[INPUT FOR THIS TASK]
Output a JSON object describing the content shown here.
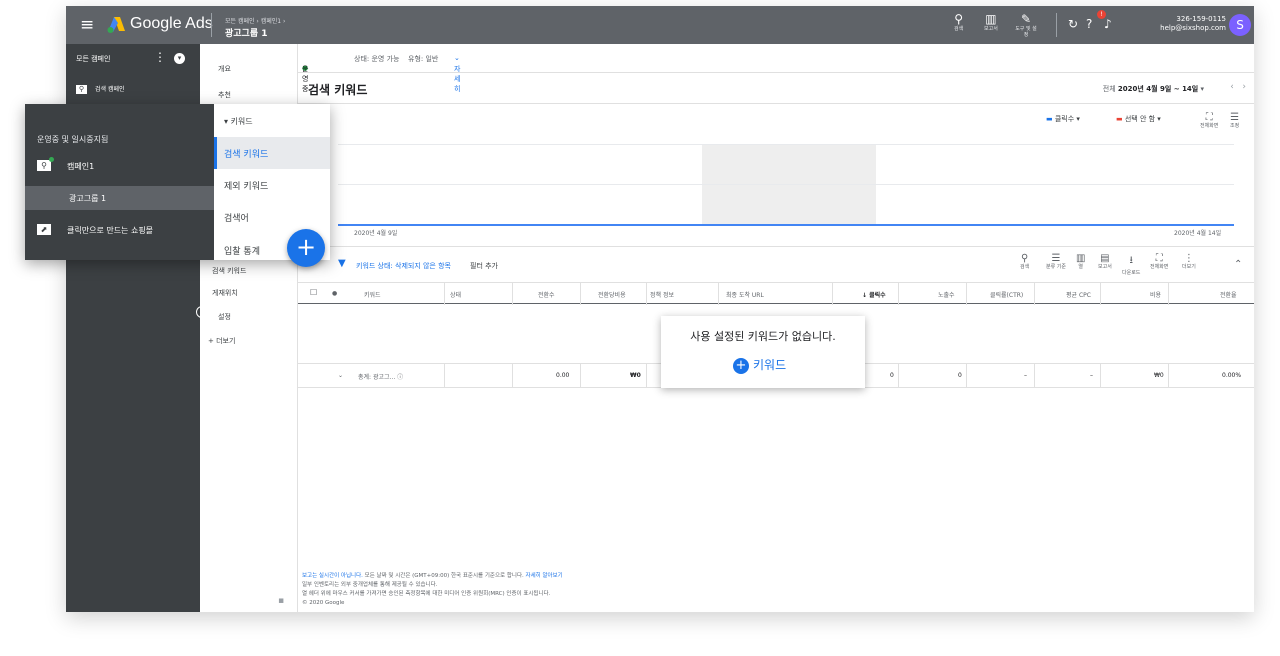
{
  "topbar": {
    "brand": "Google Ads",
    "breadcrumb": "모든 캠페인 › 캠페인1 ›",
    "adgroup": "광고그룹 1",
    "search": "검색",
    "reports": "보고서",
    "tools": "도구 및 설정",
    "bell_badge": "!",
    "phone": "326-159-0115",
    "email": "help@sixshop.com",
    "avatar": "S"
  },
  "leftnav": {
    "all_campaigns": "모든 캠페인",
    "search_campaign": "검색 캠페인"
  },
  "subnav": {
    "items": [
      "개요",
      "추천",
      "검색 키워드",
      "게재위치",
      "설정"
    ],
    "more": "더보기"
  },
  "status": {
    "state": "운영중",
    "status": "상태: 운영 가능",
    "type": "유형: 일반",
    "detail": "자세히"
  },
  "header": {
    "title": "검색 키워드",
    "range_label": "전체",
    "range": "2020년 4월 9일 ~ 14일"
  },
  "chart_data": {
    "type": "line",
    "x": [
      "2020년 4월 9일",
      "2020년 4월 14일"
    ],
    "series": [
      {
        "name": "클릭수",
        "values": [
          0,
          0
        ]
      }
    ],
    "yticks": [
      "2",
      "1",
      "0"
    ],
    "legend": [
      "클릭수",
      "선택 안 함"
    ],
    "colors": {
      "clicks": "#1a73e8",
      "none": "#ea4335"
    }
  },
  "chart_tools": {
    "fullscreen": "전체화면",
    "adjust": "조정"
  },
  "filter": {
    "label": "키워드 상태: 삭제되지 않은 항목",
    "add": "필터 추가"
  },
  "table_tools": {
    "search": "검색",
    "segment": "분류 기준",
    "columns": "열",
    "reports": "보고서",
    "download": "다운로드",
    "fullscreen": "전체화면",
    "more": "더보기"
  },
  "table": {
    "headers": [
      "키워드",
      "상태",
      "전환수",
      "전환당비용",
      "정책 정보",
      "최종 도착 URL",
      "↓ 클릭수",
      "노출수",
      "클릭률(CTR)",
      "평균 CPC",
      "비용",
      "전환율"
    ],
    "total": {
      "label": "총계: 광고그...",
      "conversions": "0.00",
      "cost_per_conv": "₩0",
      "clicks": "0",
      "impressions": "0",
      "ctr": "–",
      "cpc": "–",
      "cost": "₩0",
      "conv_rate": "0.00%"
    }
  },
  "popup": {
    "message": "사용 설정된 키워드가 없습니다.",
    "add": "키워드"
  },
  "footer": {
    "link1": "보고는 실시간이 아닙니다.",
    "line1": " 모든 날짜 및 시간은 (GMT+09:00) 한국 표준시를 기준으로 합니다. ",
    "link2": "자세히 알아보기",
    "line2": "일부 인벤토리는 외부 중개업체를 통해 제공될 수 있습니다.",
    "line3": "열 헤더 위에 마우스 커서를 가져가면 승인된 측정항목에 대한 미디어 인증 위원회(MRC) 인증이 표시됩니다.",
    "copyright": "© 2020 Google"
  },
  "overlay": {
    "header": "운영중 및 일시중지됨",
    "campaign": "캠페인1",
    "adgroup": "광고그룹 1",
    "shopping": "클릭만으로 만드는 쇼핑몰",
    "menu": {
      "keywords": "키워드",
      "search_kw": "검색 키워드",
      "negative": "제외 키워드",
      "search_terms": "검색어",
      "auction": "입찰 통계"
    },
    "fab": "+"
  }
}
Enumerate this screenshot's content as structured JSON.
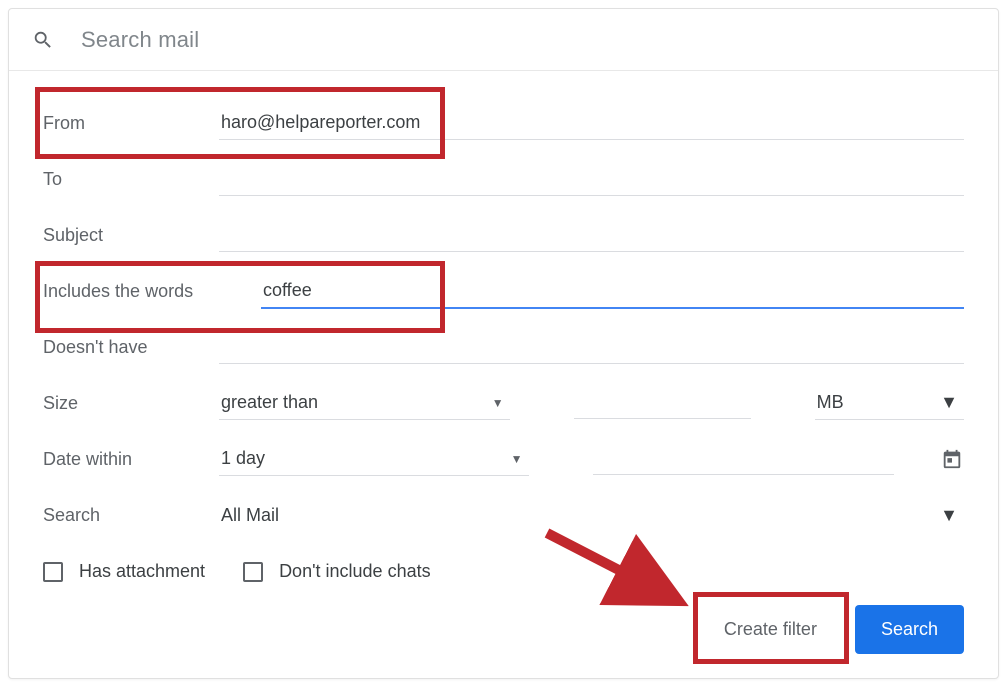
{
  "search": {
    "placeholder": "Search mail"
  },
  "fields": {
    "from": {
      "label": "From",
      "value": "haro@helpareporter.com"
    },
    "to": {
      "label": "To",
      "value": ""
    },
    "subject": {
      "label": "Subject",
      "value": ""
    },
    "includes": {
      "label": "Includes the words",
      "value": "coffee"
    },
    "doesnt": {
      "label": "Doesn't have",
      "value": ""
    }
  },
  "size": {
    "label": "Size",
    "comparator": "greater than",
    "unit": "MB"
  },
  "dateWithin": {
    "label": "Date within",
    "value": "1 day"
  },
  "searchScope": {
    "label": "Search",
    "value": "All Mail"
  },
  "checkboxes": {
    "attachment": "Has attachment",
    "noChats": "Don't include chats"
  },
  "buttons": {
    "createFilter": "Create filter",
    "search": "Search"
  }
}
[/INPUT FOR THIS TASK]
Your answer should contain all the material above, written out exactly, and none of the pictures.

RESPONSE TO THIS EXERCISE |
Output a JSON object describing the content shown here.
{
  "topbar": {
    "brand": "Google Ads",
    "breadcrumb": "모든 캠페인 › 캠페인1 ›",
    "adgroup": "광고그룹 1",
    "search": "검색",
    "reports": "보고서",
    "tools": "도구 및 설정",
    "bell_badge": "!",
    "phone": "326-159-0115",
    "email": "help@sixshop.com",
    "avatar": "S"
  },
  "leftnav": {
    "all_campaigns": "모든 캠페인",
    "search_campaign": "검색 캠페인"
  },
  "subnav": {
    "items": [
      "개요",
      "추천",
      "검색 키워드",
      "게재위치",
      "설정"
    ],
    "more": "더보기"
  },
  "status": {
    "state": "운영중",
    "status": "상태: 운영 가능",
    "type": "유형: 일반",
    "detail": "자세히"
  },
  "header": {
    "title": "검색 키워드",
    "range_label": "전체",
    "range": "2020년 4월 9일 ~ 14일"
  },
  "chart_data": {
    "type": "line",
    "x": [
      "2020년 4월 9일",
      "2020년 4월 14일"
    ],
    "series": [
      {
        "name": "클릭수",
        "values": [
          0,
          0
        ]
      }
    ],
    "yticks": [
      "2",
      "1",
      "0"
    ],
    "legend": [
      "클릭수",
      "선택 안 함"
    ],
    "colors": {
      "clicks": "#1a73e8",
      "none": "#ea4335"
    }
  },
  "chart_tools": {
    "fullscreen": "전체화면",
    "adjust": "조정"
  },
  "filter": {
    "label": "키워드 상태: 삭제되지 않은 항목",
    "add": "필터 추가"
  },
  "table_tools": {
    "search": "검색",
    "segment": "분류 기준",
    "columns": "열",
    "reports": "보고서",
    "download": "다운로드",
    "fullscreen": "전체화면",
    "more": "더보기"
  },
  "table": {
    "headers": [
      "키워드",
      "상태",
      "전환수",
      "전환당비용",
      "정책 정보",
      "최종 도착 URL",
      "↓ 클릭수",
      "노출수",
      "클릭률(CTR)",
      "평균 CPC",
      "비용",
      "전환율"
    ],
    "total": {
      "label": "총계: 광고그...",
      "conversions": "0.00",
      "cost_per_conv": "₩0",
      "clicks": "0",
      "impressions": "0",
      "ctr": "–",
      "cpc": "–",
      "cost": "₩0",
      "conv_rate": "0.00%"
    }
  },
  "popup": {
    "message": "사용 설정된 키워드가 없습니다.",
    "add": "키워드"
  },
  "footer": {
    "link1": "보고는 실시간이 아닙니다.",
    "line1": " 모든 날짜 및 시간은 (GMT+09:00) 한국 표준시를 기준으로 합니다. ",
    "link2": "자세히 알아보기",
    "line2": "일부 인벤토리는 외부 중개업체를 통해 제공될 수 있습니다.",
    "line3": "열 헤더 위에 마우스 커서를 가져가면 승인된 측정항목에 대한 미디어 인증 위원회(MRC) 인증이 표시됩니다.",
    "copyright": "© 2020 Google"
  },
  "overlay": {
    "header": "운영중 및 일시중지됨",
    "campaign": "캠페인1",
    "adgroup": "광고그룹 1",
    "shopping": "클릭만으로 만드는 쇼핑몰",
    "menu": {
      "keywords": "키워드",
      "search_kw": "검색 키워드",
      "negative": "제외 키워드",
      "search_terms": "검색어",
      "auction": "입찰 통계"
    },
    "fab": "+"
  }
}
Enumerate this screenshot's content as structured JSON.
{
  "search": {
    "placeholder": "Search mail"
  },
  "fields": {
    "from": {
      "label": "From",
      "value": "haro@helpareporter.com"
    },
    "to": {
      "label": "To",
      "value": ""
    },
    "subject": {
      "label": "Subject",
      "value": ""
    },
    "includes": {
      "label": "Includes the words",
      "value": "coffee"
    },
    "doesnt": {
      "label": "Doesn't have",
      "value": ""
    }
  },
  "size": {
    "label": "Size",
    "comparator": "greater than",
    "unit": "MB"
  },
  "dateWithin": {
    "label": "Date within",
    "value": "1 day"
  },
  "searchScope": {
    "label": "Search",
    "value": "All Mail"
  },
  "checkboxes": {
    "attachment": "Has attachment",
    "noChats": "Don't include chats"
  },
  "buttons": {
    "createFilter": "Create filter",
    "search": "Search"
  }
}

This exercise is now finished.